chased from Canadian Pacific for about $60 million in 1980, was an industrial site for more than a century. Soil samples indicate high levels of volatile organic compounds, cyanide, lead, arsenic, copper, zinc and hydrocarbons associated with coal tar. Cleanup cost estimates by government-hired consultants range from $15 million to $50 million, depending on the method employed. The cheaper approach would be to cap the most contaminated areas with a type of high-density plastic liner, which would then be covered by clean soil. The most expensive method would involve the removal of more than 10 million cubic feet of soil.

Li Ka-shing bought the land last May with a $50-million down payment. The complete payment schedule calls for $10 million a year from 1995 to 1999, $20 million in the year 2000, $40 million in 2001, $60 million in 2002 and $100 million in 2003. Declared Harcourt: “The cleanup of the environmental disaster may cost up to $50 million, which will wipe out the $50 million cash we’ve got so far.”

The enormity of the transaction and the latest controversy have raised social and racial concerns that are relatively new to Vancouver. Said Goldberg: “We have really moved from being a big small place to a small big place. And that change has taken place very quickly—in fact, in the last couple of years. People have had a very inward-looking attitude, and that has to change. Latent racism that we see cropping up from time to time is, as much as anything, a symptom of that. We have to be a much more international province than we’ve been.”

Meanwhile, Vancouver Mayor Gordon Campbell acknowledged that undercurrents of racism exist in the city. He added: “The toughest thing I’m going to go through as mayor is to provide people with a sense of confidence and control over what’s happening in their city. So you have to remind them that, in fact, we can improve the city by seeing some development on the north shore of False Creek and that we are going to get community benefits.”

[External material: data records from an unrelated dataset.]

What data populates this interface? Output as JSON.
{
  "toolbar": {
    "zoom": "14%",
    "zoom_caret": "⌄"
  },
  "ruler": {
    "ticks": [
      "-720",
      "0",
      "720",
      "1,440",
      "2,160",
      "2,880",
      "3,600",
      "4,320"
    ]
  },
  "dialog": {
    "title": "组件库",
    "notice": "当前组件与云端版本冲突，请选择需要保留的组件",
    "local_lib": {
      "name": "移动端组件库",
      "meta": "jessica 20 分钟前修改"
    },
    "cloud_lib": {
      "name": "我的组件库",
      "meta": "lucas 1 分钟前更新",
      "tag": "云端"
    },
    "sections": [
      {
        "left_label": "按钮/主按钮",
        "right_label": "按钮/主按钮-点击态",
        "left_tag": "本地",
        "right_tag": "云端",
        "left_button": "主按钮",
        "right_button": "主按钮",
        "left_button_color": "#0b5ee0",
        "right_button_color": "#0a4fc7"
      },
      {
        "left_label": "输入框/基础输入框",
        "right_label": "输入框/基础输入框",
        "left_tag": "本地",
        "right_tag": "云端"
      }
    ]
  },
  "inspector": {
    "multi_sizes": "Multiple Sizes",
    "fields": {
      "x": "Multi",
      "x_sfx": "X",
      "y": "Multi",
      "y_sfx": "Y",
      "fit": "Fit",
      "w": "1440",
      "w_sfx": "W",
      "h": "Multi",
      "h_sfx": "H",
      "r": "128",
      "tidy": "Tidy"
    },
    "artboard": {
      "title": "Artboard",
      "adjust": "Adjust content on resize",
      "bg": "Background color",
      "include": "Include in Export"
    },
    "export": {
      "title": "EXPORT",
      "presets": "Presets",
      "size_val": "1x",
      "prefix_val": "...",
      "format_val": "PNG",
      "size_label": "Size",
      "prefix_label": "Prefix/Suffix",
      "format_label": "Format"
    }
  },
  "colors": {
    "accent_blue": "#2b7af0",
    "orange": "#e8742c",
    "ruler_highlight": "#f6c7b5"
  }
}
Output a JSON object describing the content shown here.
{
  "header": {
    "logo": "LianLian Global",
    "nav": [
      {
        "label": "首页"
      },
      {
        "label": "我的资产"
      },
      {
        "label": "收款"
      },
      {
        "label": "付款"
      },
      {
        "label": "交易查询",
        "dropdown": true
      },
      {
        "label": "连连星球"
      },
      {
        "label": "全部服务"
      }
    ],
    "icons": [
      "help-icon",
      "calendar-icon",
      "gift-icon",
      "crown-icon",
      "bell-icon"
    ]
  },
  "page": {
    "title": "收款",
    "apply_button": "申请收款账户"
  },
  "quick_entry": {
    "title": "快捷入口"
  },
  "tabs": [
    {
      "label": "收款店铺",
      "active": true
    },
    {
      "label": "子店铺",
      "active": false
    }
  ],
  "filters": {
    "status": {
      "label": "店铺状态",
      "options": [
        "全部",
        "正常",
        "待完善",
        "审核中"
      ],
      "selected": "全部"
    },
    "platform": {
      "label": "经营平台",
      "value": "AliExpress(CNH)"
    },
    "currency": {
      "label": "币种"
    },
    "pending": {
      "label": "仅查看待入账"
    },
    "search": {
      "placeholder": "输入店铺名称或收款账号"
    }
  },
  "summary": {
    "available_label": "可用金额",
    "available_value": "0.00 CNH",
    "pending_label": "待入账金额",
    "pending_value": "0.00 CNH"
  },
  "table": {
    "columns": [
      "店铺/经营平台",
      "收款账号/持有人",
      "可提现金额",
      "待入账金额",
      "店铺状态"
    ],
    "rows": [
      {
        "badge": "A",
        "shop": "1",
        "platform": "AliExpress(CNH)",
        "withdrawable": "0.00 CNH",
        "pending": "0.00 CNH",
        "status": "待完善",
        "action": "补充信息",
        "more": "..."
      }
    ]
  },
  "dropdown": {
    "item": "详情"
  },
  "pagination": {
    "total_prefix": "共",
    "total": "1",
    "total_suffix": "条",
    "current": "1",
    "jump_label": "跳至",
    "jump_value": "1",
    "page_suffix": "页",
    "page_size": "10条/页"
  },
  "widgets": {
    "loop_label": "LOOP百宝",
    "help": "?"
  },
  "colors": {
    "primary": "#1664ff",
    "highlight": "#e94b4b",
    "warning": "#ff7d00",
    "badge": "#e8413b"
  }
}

And Vancouver has already benefited from other Hong Kong investments. Provincial government records show that 187 foreign businessmen with $330.6 million to invest moved to British Columbia between January, 1987, and October, 1988. And about 80 per cent of those came from Asian countries, primarily Hong Kong. But most of their money has flowed into real estate, and that has angered many Vancouver residents, who charge that the Asian investors are inflating real estate prices. Vancouver alderman Jonathan Baker says that he now receives up to six calls a day from people complaining about the growing Chinese presence in the city. However, he added, “There are worse things than having an influx of highly motivated, highly educated and wealthy immigrants arriving in your city.” But with more Asian money flowing into Vancouver every day, the controversy surrounding the high-profile Expo 86 site will no doubt continue.

HAL QUINN in Vancouver